Description of the task - From the entries below, copy every line holding the word "link".

──────── Data extract ────────

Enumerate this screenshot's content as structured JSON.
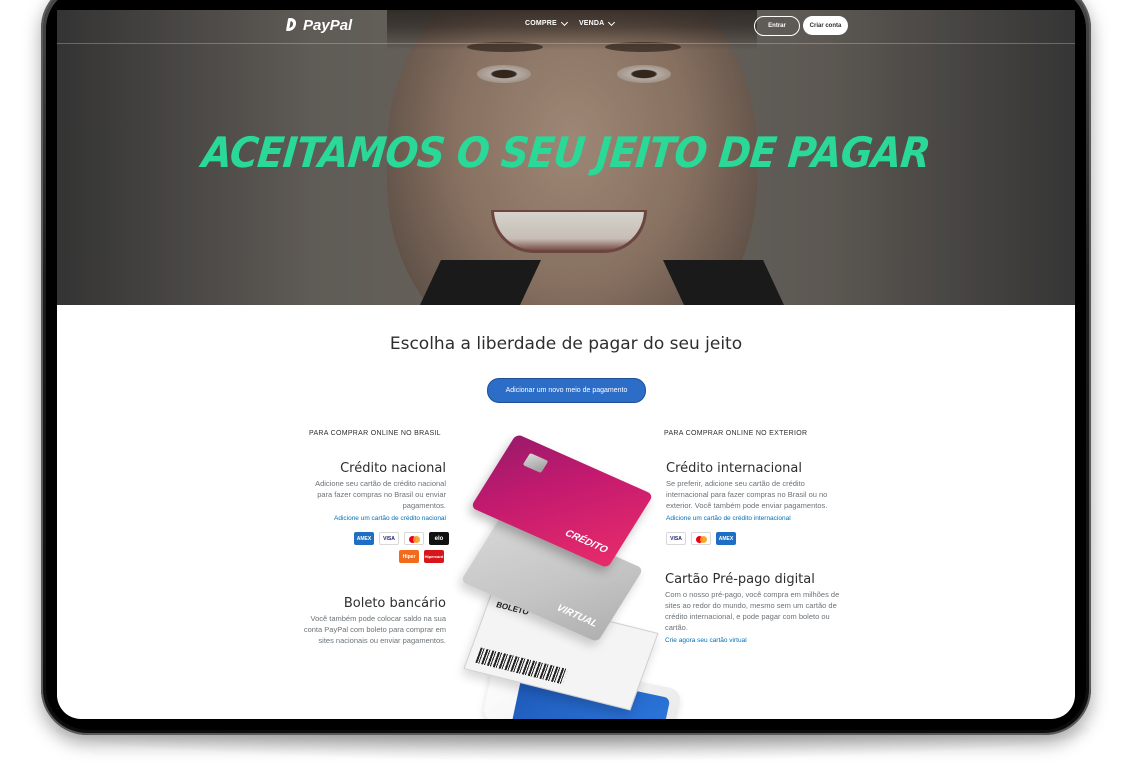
{
  "header": {
    "logo_text": "PayPal",
    "nav": [
      {
        "label": "COMPRE"
      },
      {
        "label": "VENDA"
      }
    ],
    "login_label": "Entrar",
    "signup_label": "Criar conta"
  },
  "hero": {
    "title": "ACEITAMOS O SEU JEITO DE PAGAR"
  },
  "main": {
    "subtitle": "Escolha a liberdade de pagar do seu jeito",
    "add_button_label": "Adicionar um novo meio de pagamento",
    "left_section_label": "PARA COMPRAR ONLINE NO BRASIL",
    "right_section_label": "PARA COMPRAR ONLINE NO EXTERIOR",
    "credito_nacional": {
      "title": "Crédito nacional",
      "text": "Adicione seu cartão de crédito nacional para fazer compras no Brasil ou enviar pagamentos.",
      "link": "Adicione um cartão de crédito nacional",
      "brands": [
        "AMEX",
        "VISA",
        "mastercard",
        "elo",
        "Hiper",
        "Hipercard"
      ]
    },
    "boleto": {
      "title": "Boleto bancário",
      "text": "Você também pode colocar saldo na sua conta PayPal com boleto para comprar em sites nacionais ou enviar pagamentos."
    },
    "credito_internacional": {
      "title": "Crédito internacional",
      "text": "Se preferir, adicione seu cartão de crédito internacional para fazer compras no Brasil ou no exterior. Você também pode enviar pagamentos.",
      "link": "Adicione um cartão de crédito internacional",
      "brands": [
        "VISA",
        "mastercard",
        "AMEX"
      ]
    },
    "prepago": {
      "title": "Cartão Pré-pago digital",
      "text": "Com o nosso pré-pago, você compra em milhões de sites ao redor do mundo, mesmo sem um cartão de crédito internacional, e pode pagar com boleto ou cartão.",
      "link": "Crie agora seu cartão virtual"
    },
    "illustration": {
      "credit_card_label": "CRÉDITO",
      "virtual_card_label": "VIRTUAL",
      "boleto_label": "BOLETO"
    }
  },
  "colors": {
    "hero_title": "#2ad898",
    "primary_button": "#2c6dc8",
    "link": "#0070ba"
  }
}
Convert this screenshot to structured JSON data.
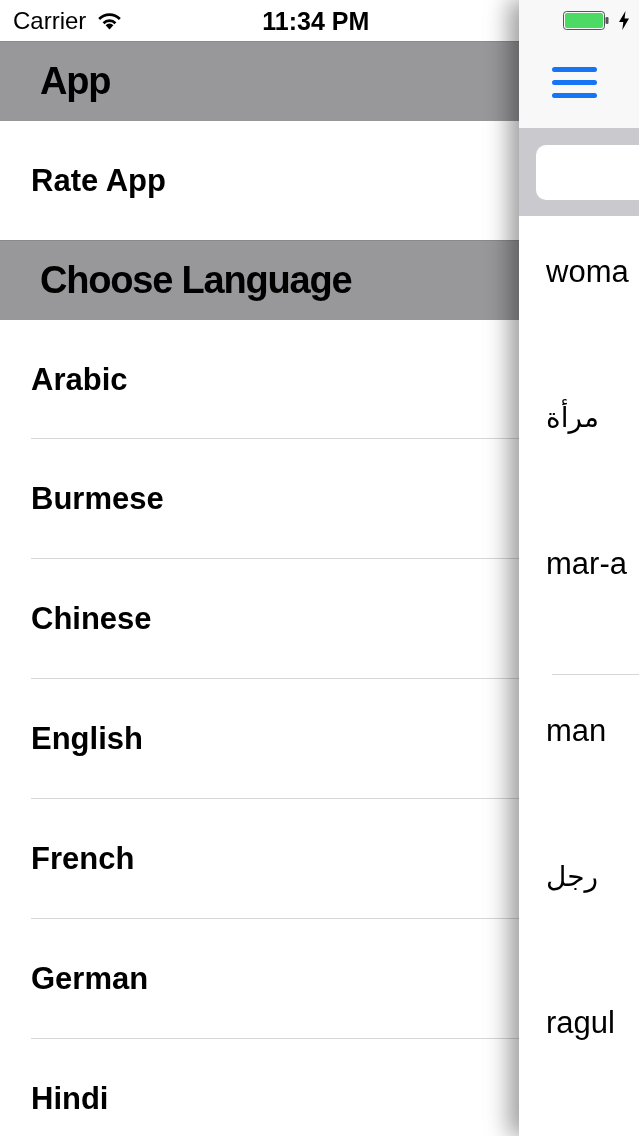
{
  "status_bar": {
    "carrier": "Carrier",
    "time": "11:34 PM",
    "charging": true
  },
  "drawer": {
    "sections": [
      {
        "title": "App",
        "items": [
          {
            "label": "Rate App"
          }
        ]
      },
      {
        "title": "Choose Language",
        "items": [
          {
            "label": "Arabic"
          },
          {
            "label": "Burmese"
          },
          {
            "label": "Chinese"
          },
          {
            "label": "English"
          },
          {
            "label": "French"
          },
          {
            "label": "German"
          },
          {
            "label": "Hindi"
          }
        ]
      }
    ]
  },
  "entries": [
    {
      "english": "woma",
      "arabic": "مرأة",
      "transliteration": "mar-a"
    },
    {
      "english": "man",
      "arabic": "رجل",
      "transliteration": "ragul"
    }
  ]
}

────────

Task result -
      "link": "Adicione um cartão de crédito nacional",
      "link": "Adicione um cartão de crédito internacional",
      "link": "Crie agora seu cartão virtual"
    "link": "#0070ba"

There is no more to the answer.